Place the shrimp in a grill holder or on metal skewers and cook over the hot grill for 5 minutes; turn and cook an additional 5 minutes. Or broil the shrimp in the oven for 5 minutes, then turn and broil an additional 2 minutes. In either case, cook until the shrimp are opaque and thoroughly cooked.
Serve warm on a bed of lettuce or arugula.
PREP TIME: 15 minutes SERVINGS: 4
COOK TIME: 25 minutes CARBS PER SERVING: 2 grams
We love these appetizers as a prelude to any low-carb meal. They’re also great with celery stuffed with cream cheese as a change-of-pace snack.
10 strips bacon
1/4 cup soy sauce
1/4 cup water
20 medium sea scallops
20 wooden toothpicks
Olive oil or nonstick cooking spray
Dash of cayenne or paprika (hot or sweet) (optional)
Preheat the oven to 400?F.
Cut the bacon strips in half, crosswise. Cook the strips in a skillet until almost cooked through but not yet browned or crispy. Drain them on a paper towel, allowing them to cool completely.
Meanwhile, combine the soy sauce and water in a small bowl.
Dip each scallop into the mixture and place it on a plate. Wrap 1 half slice of cooled bacon around each scallop and secure with a toothpick.
Oil a baking pan or cookie sheet or spray one with nonstick cooking spray, then evenly space the scallops on it.

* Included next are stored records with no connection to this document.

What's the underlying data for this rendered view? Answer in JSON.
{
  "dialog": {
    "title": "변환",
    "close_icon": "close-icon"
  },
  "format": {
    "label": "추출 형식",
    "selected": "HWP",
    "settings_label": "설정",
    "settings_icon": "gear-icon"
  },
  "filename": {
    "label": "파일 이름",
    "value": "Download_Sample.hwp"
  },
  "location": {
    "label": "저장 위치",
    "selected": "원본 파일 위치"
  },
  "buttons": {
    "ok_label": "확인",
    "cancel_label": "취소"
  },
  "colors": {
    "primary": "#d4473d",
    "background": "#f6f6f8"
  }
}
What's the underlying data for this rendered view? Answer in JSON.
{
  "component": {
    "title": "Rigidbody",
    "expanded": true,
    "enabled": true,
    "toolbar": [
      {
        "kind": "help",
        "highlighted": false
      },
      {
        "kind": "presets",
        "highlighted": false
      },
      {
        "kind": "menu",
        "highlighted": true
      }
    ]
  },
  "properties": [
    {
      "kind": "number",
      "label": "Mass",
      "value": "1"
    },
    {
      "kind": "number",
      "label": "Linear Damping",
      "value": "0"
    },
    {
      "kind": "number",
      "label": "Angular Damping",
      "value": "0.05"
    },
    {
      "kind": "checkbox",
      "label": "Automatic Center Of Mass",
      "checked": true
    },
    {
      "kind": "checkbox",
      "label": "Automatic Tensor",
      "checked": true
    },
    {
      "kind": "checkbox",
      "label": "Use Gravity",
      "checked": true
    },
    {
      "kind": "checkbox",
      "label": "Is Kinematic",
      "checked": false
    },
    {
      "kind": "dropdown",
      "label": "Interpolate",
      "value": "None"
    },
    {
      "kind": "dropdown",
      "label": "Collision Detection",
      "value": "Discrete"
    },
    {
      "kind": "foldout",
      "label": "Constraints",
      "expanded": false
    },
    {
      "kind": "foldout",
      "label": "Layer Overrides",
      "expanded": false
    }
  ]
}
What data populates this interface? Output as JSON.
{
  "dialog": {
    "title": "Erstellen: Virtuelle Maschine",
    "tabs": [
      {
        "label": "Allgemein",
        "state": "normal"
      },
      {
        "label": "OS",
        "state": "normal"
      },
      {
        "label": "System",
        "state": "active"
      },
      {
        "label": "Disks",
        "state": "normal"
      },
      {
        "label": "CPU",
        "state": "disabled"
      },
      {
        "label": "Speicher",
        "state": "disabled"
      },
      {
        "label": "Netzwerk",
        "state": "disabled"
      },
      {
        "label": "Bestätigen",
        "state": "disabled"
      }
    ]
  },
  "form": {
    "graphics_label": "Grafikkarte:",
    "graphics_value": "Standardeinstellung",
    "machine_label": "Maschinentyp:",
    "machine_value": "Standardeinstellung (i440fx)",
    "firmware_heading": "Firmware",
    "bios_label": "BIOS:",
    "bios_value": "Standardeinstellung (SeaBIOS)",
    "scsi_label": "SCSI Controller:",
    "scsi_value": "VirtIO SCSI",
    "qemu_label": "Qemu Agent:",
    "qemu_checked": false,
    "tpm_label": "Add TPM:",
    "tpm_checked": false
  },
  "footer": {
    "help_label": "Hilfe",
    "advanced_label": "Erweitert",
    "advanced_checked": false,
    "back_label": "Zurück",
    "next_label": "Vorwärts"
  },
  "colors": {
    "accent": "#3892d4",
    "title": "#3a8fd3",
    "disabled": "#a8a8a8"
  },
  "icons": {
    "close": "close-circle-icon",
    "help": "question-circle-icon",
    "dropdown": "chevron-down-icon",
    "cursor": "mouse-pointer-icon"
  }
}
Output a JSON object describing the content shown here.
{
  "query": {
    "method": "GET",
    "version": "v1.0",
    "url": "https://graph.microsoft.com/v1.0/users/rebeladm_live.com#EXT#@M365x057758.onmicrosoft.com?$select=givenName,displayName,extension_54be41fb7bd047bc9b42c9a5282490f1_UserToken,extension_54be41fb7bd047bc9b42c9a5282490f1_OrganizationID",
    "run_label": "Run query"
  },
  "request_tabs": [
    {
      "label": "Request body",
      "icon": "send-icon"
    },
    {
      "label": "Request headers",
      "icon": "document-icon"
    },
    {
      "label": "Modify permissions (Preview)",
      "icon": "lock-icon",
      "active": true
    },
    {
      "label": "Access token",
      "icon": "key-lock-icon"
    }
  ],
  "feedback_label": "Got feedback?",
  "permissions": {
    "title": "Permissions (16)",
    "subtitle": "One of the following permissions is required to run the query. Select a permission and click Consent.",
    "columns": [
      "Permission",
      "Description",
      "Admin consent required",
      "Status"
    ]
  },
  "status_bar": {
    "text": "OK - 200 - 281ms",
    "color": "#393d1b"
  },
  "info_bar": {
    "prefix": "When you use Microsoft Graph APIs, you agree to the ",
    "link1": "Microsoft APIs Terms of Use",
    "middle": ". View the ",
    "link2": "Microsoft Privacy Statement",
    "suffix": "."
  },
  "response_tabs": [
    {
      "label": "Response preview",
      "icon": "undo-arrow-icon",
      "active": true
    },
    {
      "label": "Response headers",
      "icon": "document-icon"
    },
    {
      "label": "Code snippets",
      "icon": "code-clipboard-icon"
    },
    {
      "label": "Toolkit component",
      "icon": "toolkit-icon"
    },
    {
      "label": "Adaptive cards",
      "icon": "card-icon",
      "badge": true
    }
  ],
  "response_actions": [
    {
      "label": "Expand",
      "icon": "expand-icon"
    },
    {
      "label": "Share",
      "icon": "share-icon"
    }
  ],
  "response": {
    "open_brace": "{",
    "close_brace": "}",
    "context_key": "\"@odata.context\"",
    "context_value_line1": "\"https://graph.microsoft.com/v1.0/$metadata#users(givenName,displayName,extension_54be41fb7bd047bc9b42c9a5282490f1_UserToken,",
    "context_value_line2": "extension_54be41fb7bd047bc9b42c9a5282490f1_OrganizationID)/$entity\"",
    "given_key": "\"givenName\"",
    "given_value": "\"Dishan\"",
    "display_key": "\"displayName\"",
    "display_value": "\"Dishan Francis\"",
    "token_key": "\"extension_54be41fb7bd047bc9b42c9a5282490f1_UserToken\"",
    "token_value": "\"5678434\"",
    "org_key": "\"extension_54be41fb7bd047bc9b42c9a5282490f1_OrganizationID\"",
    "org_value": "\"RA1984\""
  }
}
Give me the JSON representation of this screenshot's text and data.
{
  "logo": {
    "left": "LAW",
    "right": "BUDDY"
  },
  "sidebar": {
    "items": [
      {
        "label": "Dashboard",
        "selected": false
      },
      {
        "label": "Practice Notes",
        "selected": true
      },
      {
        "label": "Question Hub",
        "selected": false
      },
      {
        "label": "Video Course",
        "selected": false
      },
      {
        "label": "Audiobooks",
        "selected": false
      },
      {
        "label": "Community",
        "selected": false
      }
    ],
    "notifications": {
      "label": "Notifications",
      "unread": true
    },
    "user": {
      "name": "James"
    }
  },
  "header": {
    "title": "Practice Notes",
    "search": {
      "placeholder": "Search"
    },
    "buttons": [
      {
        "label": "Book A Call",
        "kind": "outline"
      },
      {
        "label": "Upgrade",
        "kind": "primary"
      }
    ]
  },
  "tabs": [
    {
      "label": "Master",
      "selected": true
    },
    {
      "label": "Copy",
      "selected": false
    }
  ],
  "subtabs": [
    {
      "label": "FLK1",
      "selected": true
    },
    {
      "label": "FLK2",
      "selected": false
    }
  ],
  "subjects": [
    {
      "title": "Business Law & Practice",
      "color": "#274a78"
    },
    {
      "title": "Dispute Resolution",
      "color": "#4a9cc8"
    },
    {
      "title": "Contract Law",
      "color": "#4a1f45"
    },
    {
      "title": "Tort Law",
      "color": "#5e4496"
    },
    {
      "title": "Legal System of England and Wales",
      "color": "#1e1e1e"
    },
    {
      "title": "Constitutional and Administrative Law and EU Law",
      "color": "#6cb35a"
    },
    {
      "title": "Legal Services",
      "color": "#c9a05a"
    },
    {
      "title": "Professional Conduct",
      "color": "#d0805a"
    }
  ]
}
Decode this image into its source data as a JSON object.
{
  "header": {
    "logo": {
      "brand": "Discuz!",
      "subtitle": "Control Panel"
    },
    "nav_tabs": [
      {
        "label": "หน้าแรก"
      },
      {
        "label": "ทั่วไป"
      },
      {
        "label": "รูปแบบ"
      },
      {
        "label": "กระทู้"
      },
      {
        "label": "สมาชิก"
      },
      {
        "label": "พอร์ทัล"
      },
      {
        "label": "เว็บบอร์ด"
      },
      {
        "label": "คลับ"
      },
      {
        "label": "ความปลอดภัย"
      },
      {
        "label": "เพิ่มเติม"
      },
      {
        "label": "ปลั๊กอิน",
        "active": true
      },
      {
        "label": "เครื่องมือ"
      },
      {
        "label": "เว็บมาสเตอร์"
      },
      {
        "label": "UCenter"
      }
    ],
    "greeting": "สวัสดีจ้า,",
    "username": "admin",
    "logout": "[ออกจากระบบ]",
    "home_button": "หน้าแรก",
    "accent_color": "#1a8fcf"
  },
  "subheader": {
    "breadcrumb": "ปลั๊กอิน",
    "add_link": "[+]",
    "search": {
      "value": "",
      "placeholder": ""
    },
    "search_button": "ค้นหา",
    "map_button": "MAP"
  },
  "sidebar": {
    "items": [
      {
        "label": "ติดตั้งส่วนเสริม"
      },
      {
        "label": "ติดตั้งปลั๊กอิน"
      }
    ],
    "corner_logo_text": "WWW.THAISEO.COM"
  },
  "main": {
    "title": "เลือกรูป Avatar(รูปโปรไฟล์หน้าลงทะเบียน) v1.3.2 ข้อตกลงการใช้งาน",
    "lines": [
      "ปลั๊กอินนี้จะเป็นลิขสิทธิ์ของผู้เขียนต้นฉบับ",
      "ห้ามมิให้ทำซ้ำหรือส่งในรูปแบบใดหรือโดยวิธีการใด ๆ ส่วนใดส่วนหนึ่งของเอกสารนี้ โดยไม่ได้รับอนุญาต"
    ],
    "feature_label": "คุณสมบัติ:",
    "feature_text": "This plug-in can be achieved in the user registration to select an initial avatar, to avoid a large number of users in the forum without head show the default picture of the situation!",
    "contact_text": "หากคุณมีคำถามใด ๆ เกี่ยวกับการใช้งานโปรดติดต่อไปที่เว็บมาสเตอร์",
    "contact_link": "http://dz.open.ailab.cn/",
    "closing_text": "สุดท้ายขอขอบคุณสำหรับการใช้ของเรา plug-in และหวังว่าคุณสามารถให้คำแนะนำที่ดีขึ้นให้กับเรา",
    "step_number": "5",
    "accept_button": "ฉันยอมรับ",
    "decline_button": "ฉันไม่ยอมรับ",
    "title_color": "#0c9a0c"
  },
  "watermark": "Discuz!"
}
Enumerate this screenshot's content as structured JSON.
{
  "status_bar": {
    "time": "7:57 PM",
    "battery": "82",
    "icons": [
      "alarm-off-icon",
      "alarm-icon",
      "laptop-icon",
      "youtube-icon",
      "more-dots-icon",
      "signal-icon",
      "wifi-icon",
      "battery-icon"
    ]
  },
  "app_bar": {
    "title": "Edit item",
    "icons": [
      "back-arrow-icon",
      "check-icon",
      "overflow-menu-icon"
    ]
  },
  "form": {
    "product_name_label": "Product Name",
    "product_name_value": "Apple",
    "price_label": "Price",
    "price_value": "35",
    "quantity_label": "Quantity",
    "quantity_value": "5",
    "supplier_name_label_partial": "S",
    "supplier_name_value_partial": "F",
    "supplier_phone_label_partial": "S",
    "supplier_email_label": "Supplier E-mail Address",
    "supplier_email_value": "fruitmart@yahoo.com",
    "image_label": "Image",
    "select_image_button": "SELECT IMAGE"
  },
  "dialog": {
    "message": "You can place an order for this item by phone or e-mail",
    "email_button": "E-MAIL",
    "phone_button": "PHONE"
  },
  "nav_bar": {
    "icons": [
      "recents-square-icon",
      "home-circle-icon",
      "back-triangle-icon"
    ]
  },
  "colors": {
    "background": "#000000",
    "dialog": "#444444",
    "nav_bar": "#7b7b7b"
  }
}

Sprinkle the scallops with a dash of cayenne or paprika and bake them in the oven until the bacon becomes crisp and the scallops are thoroughly cooked and no longer translucent (about 10 minutes).
Drain them on paper towel and serve warm or cool. Remember to remove the toothpicks before eating.